As you well know, the most brilliant change initiative will fail if it’s not implemented well. A brilliant change initiative will also fail – or at least not go as seamlessly as it could – if there is no intentional communication strategy – before, during, and after the change. With clear communication before, during, and after, the likelihood of team acceptance and implementation improves drastically. Without clear communication, acceptance and implementation is much more difficult.
A brilliant change initiative will also fail without an intentional communication strategy – before, during, and after the change.

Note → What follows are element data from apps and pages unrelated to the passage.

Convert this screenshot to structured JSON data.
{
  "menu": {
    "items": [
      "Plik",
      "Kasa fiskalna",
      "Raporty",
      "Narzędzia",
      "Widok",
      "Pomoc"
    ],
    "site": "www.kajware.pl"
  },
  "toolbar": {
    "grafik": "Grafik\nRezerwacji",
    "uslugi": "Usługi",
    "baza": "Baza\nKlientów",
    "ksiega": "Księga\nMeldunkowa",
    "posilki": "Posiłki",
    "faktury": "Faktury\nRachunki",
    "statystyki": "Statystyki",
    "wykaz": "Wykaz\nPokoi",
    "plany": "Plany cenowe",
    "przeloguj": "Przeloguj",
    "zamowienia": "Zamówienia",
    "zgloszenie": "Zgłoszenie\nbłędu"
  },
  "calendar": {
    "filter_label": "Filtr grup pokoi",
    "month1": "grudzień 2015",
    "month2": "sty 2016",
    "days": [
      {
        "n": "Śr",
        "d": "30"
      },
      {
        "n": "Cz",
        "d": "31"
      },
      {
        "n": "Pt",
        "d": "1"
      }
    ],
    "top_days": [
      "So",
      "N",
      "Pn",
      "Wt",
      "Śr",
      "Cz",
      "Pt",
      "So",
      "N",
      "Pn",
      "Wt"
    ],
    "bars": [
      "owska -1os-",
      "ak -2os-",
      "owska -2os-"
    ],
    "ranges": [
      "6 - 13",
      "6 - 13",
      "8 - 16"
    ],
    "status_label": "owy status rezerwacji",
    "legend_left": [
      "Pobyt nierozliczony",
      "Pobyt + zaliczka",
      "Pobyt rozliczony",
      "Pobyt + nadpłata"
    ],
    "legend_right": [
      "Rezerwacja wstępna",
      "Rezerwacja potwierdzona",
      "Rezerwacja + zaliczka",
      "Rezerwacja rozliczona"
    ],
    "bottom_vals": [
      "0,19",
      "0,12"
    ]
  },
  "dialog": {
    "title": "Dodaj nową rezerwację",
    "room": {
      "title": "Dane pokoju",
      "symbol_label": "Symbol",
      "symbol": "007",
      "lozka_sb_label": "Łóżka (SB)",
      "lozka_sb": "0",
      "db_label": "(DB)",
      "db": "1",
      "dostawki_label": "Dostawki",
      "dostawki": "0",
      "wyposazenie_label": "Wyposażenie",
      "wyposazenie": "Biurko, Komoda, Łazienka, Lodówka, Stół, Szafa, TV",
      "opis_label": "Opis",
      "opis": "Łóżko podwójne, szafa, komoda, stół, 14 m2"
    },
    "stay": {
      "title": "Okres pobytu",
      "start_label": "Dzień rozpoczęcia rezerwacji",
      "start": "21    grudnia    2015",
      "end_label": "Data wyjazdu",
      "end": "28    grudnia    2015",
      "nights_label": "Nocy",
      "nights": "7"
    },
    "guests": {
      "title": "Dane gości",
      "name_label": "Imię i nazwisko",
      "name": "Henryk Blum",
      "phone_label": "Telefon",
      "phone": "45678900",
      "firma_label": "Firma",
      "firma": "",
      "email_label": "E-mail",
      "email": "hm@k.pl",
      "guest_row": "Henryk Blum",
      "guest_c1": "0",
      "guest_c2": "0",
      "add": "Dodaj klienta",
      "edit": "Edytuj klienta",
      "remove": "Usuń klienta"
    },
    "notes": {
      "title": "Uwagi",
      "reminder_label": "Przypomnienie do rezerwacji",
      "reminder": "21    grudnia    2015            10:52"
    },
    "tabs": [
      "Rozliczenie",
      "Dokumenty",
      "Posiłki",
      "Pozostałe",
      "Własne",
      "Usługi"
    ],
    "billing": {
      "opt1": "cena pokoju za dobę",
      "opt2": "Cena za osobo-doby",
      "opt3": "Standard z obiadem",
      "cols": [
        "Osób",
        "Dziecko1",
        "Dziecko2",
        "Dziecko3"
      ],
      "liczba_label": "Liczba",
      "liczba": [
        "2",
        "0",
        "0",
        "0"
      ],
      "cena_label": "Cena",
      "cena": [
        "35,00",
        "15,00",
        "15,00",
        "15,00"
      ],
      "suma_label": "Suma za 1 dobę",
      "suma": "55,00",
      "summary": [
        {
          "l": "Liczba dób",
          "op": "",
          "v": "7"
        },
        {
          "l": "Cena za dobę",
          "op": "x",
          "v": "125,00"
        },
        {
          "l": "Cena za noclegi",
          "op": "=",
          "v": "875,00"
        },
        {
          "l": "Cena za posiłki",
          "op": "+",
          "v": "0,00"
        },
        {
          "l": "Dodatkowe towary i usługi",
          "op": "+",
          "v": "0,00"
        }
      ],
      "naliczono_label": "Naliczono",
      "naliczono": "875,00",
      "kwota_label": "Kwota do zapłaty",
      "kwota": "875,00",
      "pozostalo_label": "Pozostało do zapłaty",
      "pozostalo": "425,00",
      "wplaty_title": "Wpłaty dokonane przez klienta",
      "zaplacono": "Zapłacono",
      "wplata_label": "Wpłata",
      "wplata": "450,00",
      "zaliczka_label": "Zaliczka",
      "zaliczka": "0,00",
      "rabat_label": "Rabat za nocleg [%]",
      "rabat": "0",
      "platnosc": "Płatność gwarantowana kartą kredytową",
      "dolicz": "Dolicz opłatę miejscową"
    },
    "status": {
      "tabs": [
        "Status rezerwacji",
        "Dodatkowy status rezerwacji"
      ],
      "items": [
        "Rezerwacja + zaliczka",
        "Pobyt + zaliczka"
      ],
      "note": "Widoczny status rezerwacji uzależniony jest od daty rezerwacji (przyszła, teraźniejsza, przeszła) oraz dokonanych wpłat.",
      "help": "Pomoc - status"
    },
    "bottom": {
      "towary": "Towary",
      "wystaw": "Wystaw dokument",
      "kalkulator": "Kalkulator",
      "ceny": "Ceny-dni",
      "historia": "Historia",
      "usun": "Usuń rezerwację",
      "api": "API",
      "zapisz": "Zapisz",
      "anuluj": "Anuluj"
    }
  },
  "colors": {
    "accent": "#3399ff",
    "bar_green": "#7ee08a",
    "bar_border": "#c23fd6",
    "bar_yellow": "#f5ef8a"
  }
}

I recently took my first airplane trip in 18 months. Like many others around the world, the pandemic curtailed my regular air travel. Again, no doubt like you, I have seen and read the reports of belligerent passengers refusing to wear masks, attacking flight attendants and other passengers, and otherwise simply being obnoxious. Therefore, it was with a mix of excitement and caution that my husband and I, wearing our masks, once again boarded a Frontier Airlines flight bound for Denver.
As the final passengers were settling into their seats, the captain came out of the cockpit, stood at the front of the plane and spoke to his passengers. What he did and said next, was a model in effective change communication.
Hello everyone and welcome aboard. I’m Captain Patrick and I’ll be piloting us all to Denver this afternoon. I’ve been fortunate to have been with this airline for 15 years and I love it. It’s a great company and a great airline. Before that, I was a pilot with the U.S. Air Force for 20 years.
I want to take a moment and thank you – sincerely – for choosing to fly with us today. I know it’s been a crazy 16 or so months, and I hope you and all you love have been spared. However, let’s be honest, it’s been a hard time financially so we do not take it lightly that you’ve chosen to spend your money to fly with us. We also realize you have chosen us to keep you safe. You can rest assured this plane has been sanitized, new HEPA filtration systems are installed, and the plane is cleaned after every flight.
Also, I need to be honest with you. I don’t like wearing ties, shirts, or shoes, but I have to when I work. I’m also not the biggest fan of masks, but I wear one when I’m working. It’s also a requirement of the FAA that I, my crew, and all of my passengers wear a mask while on one of this company’s planes. Also, when wearing a mask on this plane, it has to cover your mouth AND your nose at the same time. If you don’t wear a mask, you open yourself up to fines ranging from $8,500 to $35,000. If you don’t believe me, just go to FAA.gov and check it out for yourself. So with that, wear your masks properly and don’t give my crew any hassles.
We might hit a bit of turbulence because of the storms in the Midwest, but I’ll do my best to give you a heads-up as best I can. Now sit back, relax and enjoy the flight. It’s going to be a beautiful day in Denver and we’ll get you there in time to enjoy a good bit of it!
And with that informal, friendly, but very strategic message, Captain Patrick told us: He appreciated us. He would keep us safe. He specified what he expected us to do, why and what the ramifications were if we didn’t follow the rules, and he clarified what we could expect as far as turbulence during the trip. He teed up our expectations and understanding before we’d even pushed back from the jetway. As a result, everyone wore their masks, the cabin crew were friendly, helpful, and had no disruptive or abusive passengers to deal with. Also, the few times we did experience turbulence, Captain Patrick warned us ahead of time, so there were no surprises. No one panicked or even reacted when they occurred. When we landed in Denver, Captain Patrick again came out of the cabin and thanked each passenger as we deplaned. He communicated intentionally before, during and after our cross-country trip. Because of this experience, my perception of this airline skyrocketed.
Our return flight home was fine. However, the captain on the return trip made no comments to us passengers other than the perfunctory “Welcome aboard” before we pushed back from the jetway. She then provided us with the estimated flight time home and a general weather report. During our return flight, we experienced turbulence – each time without warning or subsequent comment from the captain. As a result, several passengers would gasp, grab their arm rests, children would laugh or cry, and the cabin crew would slam into a passenger or passenger’s seat if they were up and about. When we landed, the captain stayed in the cockpit and the cabin crew saw us off the plane. This captain didn’t communicate strategically before, during, or after. As a result, I don’t remember her name or anything else remarkable about that flight.
These two very different approaches to communication for the same job, yielded two very different levels of calm and engagement from the ‘customers’.
As you look towards an upcoming change or process that may be causing some anxiety or anticipation by your team or customers, how are you planning to communicate strategically before, during, and after to enhance your potential for success?
Copyright MMXXI – Liz Weber, CMC, CSP – Weber Business Services, LLC – www.WBSLLC.com +1.717.597.8890
Liz supports clients with strategic and succession planning, as well as leadership training and executive coaching. Learn more about change communication and Liz on LinkedIn!